■ STUDY MATERIAL ■
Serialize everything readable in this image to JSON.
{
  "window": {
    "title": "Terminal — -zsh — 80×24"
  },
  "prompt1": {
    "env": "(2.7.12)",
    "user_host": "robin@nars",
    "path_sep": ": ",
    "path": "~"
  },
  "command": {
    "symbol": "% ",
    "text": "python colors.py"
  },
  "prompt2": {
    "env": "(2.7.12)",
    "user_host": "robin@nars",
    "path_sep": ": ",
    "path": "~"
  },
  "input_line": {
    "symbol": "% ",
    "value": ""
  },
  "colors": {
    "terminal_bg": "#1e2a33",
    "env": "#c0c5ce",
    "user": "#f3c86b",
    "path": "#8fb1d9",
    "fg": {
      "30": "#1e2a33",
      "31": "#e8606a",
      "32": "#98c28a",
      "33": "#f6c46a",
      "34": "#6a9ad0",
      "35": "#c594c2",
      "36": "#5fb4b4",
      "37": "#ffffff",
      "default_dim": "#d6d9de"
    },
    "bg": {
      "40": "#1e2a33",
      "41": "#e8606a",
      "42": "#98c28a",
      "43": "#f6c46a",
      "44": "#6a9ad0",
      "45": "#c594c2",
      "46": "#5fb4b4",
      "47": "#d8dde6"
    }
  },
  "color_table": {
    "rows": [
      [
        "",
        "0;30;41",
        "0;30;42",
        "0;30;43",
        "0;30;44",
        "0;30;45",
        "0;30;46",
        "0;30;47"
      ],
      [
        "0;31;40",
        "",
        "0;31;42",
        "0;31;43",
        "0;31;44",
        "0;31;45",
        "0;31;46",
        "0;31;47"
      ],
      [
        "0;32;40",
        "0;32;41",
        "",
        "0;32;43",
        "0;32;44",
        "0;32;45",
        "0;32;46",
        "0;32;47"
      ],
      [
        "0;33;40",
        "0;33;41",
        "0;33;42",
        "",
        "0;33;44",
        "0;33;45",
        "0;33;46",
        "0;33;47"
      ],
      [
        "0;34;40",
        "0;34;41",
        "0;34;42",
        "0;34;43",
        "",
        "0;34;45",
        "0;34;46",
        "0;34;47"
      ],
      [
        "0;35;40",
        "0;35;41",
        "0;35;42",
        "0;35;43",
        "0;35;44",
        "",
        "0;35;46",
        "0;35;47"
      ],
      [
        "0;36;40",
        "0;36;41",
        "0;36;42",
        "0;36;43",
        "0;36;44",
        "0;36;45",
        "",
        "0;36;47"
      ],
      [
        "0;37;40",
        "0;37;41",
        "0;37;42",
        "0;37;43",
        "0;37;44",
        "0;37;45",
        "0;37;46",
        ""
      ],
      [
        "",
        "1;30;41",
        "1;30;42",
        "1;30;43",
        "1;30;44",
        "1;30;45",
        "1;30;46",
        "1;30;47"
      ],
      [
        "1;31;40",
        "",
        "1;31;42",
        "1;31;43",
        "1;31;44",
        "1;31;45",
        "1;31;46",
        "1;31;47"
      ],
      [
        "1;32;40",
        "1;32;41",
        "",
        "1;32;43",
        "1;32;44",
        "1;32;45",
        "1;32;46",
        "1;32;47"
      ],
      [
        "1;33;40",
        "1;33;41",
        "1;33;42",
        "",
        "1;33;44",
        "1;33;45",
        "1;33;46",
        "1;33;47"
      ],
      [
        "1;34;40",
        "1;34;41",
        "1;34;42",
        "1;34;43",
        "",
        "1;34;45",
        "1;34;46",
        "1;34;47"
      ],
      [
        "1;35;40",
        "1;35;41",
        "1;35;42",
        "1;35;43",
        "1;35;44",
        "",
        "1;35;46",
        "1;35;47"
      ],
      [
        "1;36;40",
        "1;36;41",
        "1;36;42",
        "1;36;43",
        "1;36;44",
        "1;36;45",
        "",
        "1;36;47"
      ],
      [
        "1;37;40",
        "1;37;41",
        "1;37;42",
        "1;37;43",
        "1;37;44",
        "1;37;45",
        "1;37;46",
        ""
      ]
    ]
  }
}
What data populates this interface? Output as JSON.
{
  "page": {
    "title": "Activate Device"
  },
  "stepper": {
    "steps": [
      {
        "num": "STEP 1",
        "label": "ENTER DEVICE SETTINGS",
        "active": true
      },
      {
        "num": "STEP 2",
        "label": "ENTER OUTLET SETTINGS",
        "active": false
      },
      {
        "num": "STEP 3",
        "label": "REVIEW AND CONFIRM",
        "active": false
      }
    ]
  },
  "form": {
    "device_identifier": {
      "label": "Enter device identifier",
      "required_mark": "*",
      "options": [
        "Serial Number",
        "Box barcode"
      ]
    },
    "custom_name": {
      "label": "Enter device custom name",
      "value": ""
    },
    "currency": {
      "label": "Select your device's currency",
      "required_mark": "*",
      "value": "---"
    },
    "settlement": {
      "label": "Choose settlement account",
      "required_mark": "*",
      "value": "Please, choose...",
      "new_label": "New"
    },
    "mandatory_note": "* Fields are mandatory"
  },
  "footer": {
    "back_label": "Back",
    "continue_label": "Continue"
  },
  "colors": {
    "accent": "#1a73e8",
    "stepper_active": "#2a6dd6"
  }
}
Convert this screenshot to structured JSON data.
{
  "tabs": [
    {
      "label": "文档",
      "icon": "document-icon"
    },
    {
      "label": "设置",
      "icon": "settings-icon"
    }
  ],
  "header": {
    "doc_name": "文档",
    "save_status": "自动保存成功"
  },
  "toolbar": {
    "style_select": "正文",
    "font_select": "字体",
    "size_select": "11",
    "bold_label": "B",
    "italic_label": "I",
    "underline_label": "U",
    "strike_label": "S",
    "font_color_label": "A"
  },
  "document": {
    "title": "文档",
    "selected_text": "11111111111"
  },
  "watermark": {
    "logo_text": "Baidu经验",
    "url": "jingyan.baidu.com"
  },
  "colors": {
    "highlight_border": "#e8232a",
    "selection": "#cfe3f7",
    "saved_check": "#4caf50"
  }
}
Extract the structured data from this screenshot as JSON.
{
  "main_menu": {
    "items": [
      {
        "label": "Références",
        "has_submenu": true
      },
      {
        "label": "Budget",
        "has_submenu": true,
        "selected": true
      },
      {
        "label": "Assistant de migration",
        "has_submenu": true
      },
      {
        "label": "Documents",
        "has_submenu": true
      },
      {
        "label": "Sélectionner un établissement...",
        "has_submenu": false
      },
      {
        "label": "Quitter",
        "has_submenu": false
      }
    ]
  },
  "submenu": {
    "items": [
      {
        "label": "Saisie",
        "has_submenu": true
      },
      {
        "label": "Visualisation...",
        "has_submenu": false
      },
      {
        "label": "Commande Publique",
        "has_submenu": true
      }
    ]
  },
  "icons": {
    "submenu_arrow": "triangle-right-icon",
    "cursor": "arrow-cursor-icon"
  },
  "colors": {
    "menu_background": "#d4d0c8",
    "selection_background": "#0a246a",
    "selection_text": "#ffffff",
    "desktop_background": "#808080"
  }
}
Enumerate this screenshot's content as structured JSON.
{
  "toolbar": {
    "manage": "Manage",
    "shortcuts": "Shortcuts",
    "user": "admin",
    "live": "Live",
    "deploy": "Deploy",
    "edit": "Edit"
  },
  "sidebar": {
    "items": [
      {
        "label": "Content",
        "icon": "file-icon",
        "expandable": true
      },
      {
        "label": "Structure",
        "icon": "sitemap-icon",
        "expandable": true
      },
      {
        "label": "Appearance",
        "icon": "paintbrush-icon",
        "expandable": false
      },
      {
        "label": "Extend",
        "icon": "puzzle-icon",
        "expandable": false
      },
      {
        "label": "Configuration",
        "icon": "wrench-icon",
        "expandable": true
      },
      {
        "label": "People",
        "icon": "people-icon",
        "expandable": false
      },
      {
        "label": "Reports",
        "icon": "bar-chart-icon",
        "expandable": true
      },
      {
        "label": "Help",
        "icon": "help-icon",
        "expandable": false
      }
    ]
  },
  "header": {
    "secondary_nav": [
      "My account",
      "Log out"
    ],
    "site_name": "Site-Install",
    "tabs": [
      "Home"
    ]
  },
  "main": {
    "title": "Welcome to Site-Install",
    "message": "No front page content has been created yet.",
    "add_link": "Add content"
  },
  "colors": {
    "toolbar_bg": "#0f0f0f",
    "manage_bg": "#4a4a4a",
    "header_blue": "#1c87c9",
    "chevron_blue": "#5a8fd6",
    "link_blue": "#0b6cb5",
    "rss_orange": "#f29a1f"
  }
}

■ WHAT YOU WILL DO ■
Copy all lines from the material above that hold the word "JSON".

■ COMPLETED EXERCISE ■
Serialize everything readable in this image to JSON.
What data populates this interface? Output as JSON.
Convert this screenshot to structured JSON data.
Extract the structured data from this screenshot as JSON.
Enumerate this screenshot's content as structured JSON.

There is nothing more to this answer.